The ultimate combo: steroids, diabetes and pregnancy

By | 22 April, 2013
A baby and adult, yesterday

A baby and adult, yesterday

As I’m having a c-section at 38 weeks, the baby needed to have a shot of steroids before she’s born to make sure her lungs are nice and strong when she arrives. I was surprised by this as I thought 38 weeks was past the date when steroids are required, but according to the latest Royal College of Obstetricians & Gynaecologists guidelines, it’s generally recommended that all babies to be born by c-section before 39 weeks are given steroids. So that’s what we did.

The one advantage of the whole situation was that because everyone was so busy telling me “steroids will play havoc with your diabetes” it did stop them from telling me that all diabetics have massive babies for a short while at least, so that made a pleasant change. Unfortunately I was unable to locate the havoc prevention setting on my pump, so instead I took to the interweb and asked people via Facebook, Twitter and ;

7 thoughts on “The ultimate combo: steroids, diabetes and pregnancy

  1. Tim

    That’s bloody impressive control co-writer. I couldn’t manage that even without being pregnant and on steroids. I award you today’s gold-star for diabetes perfection! 🙂

    Reply
    1. Alison Post author

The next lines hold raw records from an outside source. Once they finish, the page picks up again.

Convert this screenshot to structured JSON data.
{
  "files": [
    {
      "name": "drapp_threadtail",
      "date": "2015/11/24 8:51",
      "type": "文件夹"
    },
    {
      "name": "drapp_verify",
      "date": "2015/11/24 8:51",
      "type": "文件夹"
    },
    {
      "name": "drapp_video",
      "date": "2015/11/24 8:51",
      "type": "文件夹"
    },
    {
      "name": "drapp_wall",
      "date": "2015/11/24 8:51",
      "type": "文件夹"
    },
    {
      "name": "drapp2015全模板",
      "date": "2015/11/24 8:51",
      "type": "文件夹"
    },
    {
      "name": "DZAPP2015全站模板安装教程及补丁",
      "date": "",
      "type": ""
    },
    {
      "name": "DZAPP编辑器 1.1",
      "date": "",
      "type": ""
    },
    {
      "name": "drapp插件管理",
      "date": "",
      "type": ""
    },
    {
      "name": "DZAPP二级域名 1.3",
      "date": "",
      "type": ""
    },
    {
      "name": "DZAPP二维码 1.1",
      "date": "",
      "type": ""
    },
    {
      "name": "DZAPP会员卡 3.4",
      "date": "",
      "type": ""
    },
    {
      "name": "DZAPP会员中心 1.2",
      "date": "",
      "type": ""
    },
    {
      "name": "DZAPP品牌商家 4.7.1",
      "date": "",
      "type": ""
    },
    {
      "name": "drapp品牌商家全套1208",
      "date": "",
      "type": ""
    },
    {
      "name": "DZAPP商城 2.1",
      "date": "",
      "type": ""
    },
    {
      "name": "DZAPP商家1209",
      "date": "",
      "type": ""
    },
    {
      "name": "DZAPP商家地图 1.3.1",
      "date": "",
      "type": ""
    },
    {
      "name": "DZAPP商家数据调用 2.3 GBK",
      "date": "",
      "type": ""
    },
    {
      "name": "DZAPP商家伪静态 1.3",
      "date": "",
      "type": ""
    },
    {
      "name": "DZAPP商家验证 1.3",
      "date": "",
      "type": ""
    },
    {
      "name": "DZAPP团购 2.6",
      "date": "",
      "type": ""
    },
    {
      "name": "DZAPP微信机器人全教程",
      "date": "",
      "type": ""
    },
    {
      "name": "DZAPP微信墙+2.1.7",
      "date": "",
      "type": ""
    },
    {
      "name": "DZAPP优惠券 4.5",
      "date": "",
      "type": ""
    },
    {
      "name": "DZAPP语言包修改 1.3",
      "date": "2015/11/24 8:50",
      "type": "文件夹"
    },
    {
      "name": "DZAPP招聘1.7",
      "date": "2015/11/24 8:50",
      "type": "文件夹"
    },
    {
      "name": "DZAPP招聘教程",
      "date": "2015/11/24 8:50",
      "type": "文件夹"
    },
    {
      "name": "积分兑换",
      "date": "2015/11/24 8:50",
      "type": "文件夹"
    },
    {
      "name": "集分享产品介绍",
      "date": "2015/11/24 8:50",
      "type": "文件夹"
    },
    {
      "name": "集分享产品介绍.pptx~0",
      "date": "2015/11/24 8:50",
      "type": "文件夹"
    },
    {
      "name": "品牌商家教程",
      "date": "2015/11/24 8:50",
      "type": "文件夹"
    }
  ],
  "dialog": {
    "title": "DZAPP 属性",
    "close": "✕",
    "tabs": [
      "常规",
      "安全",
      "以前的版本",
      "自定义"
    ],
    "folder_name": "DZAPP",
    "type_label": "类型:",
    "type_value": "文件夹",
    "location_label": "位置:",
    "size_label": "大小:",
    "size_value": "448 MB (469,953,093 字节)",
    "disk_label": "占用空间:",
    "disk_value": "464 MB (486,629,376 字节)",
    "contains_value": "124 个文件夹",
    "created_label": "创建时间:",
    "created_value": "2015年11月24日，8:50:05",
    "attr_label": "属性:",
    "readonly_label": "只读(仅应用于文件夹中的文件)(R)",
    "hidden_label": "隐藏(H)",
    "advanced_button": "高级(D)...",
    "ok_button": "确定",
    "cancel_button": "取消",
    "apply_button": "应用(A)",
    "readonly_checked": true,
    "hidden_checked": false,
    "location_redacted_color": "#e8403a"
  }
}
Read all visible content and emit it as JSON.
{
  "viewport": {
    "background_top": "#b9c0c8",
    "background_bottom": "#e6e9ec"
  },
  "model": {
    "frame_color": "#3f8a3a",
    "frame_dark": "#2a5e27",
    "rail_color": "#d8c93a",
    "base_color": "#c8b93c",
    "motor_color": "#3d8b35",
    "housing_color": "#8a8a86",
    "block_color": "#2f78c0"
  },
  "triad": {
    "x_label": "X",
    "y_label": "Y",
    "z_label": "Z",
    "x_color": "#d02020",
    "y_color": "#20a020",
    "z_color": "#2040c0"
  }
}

      Why thank you co-writer, I shall wear it with pride. To be honest, it’s better than I’d normally manage too, it’s amazing what 100% focus on diabetes can achieve. Not really sustainable long term though!

      Reply
  2. lizz

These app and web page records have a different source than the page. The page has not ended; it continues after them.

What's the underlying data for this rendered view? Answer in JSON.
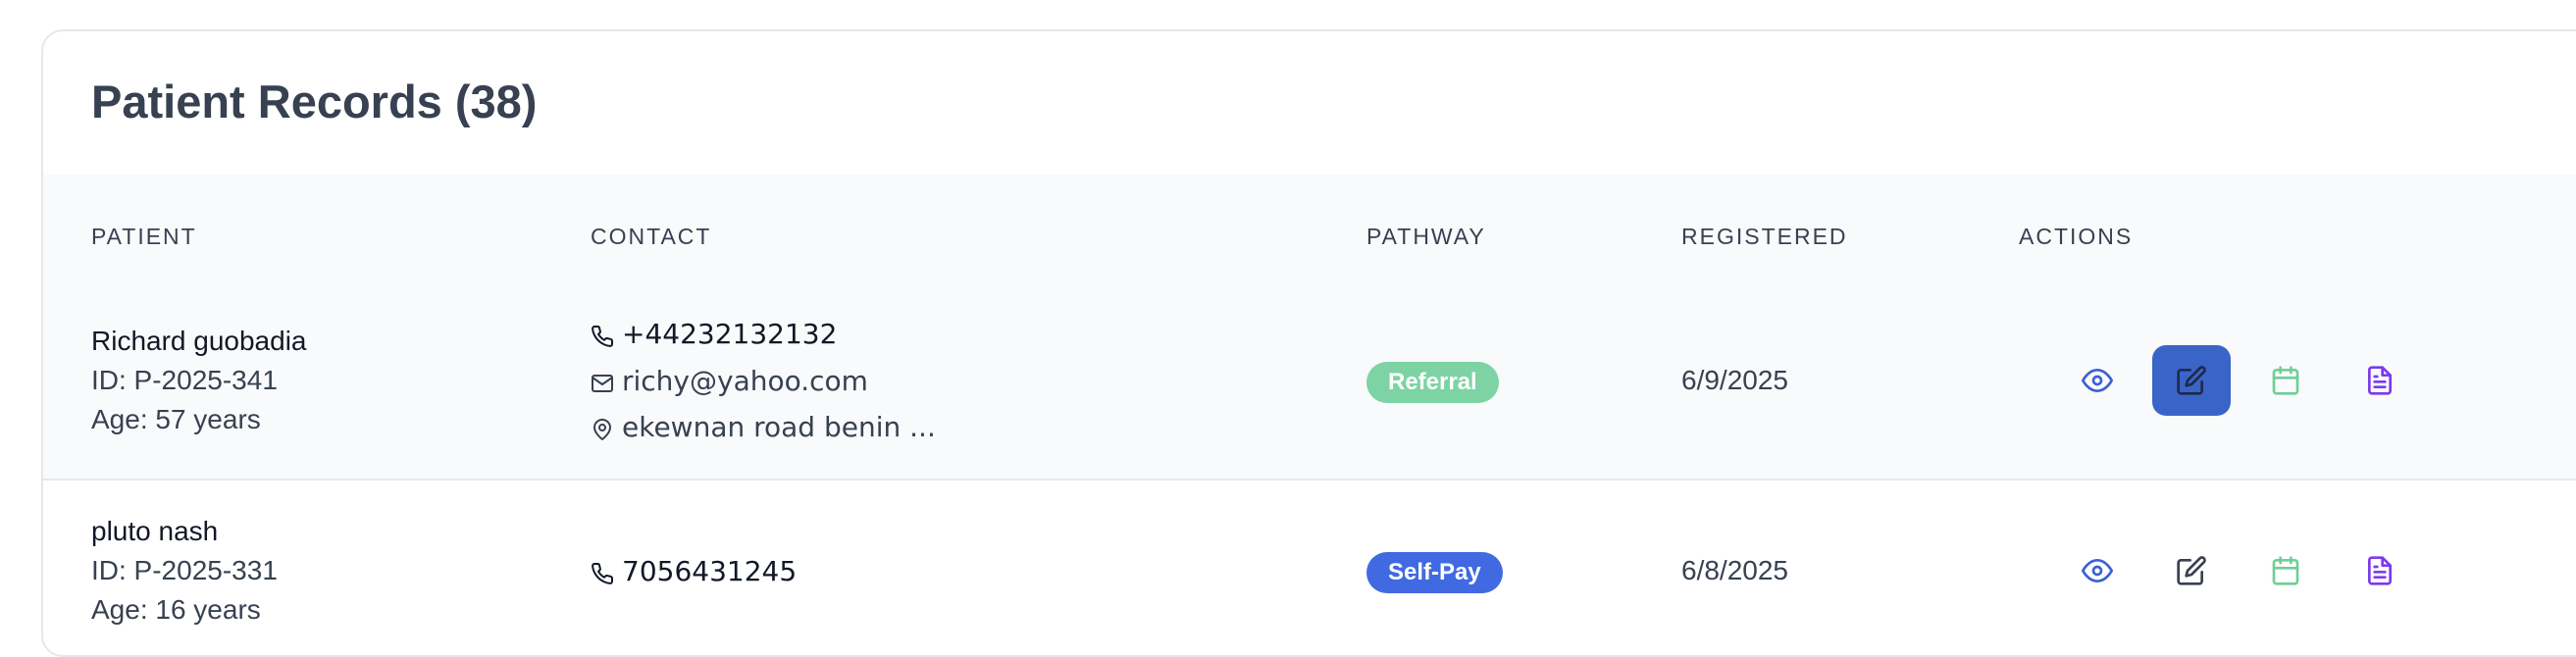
{
  "header": {
    "title": "Patient Records (38)"
  },
  "columns": {
    "patient": "PATIENT",
    "contact": "CONTACT",
    "pathway": "PATHWAY",
    "registered": "REGISTERED",
    "actions": "ACTIONS"
  },
  "rows": [
    {
      "name": "Richard guobadia",
      "id": "ID: P-2025-341",
      "age": "Age: 57 years",
      "phone": "+44232132132",
      "email": "richy@yahoo.com",
      "address": "ekewnan road benin ...",
      "pathway": "Referral",
      "pathway_color": "#7dd3a4",
      "registered": "6/9/2025"
    },
    {
      "name": "pluto nash",
      "id": "ID: P-2025-331",
      "age": "Age: 16 years",
      "phone": "7056431245",
      "pathway": "Self-Pay",
      "pathway_color": "#4169e1",
      "registered": "6/8/2025"
    }
  ],
  "icons": {
    "view": "eye-icon",
    "edit": "edit-icon",
    "schedule": "calendar-icon",
    "records": "document-icon",
    "phone": "phone-icon",
    "email": "mail-icon",
    "address": "map-pin-icon"
  },
  "colors": {
    "view_icon": "#3b5fd6",
    "edit_active_bg": "#3a65c8",
    "edit_icon": "#374151",
    "calendar_icon": "#6fcf97",
    "document_icon": "#7c3aed"
  }
}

    Brilliant. I agree – when i was pregnant (in those days without a pump and without a sensor) what i had to do was blood test every half hour and really not do much… my first pregnancy I literally stayed sitting down as much as possible for the entire 9 months, as exercise was what got me – I know why now, the basal injection at night couldn’t cover those periods when I need NO basal at all, 2 four hour periods of the day for me. I got through it and when you are thinking of your baby, you just do it, but it is impossible to live like that long term.

    One thing i can advise on, Alison, and that is even if it is baby’s feeding time, you eat first if it’s a meal time and eat before each feed. If you are low during the day, this impacts on the CHO level in your milk, so the baby might be hungry in the evening feeds. But breast milk protects against diabetes in later life, and everything is better for the baby with breast milk so I felt it was as vital to do it as keep good control. I had loads of milk for my daughter, but second pregnancy we moved house when I was 9 months pregnant, and had problems, So I fed breast in the day and topped up at night with SMA.

    Reply
  3. Angie

    Wow – that is really impressive! Your strategy worked really well 🙂 I really can’t imagine how people deal with things like this on MDI!

    Reply
  4. Regina

    HI Alison, Thank you so much for your post. Ive been doing a lot of googling and this is the most helpful info I’ve found. i’m about to undergo the same. type 1 , pregnant and c-section at 38 weeks if not earlier. My obstetrician also want to give me steroids 2 days before and i will try and convince him to leave me at least 36 hours post the last injection. Just wanted to check the type of steroid you were given and the dose to make sure the info regarding the insulin resistance is relevant to me. Im getting celestone (betamethasone) at 11.4mg x 2 doses 24 hours apart. Were you on the same? I know you were given the dose at 12 hours apart not 24 but was it the same steroid and a similar dose.
    Thank you
    Regina

    Reply
    1. Alison Post author

      Hi Regina. I’m sorry, I don’t know which steroids I had. Very best of luck with it all, I hope everything goes well for you.

      Reply

Leave a Reply

Your email address will not be published.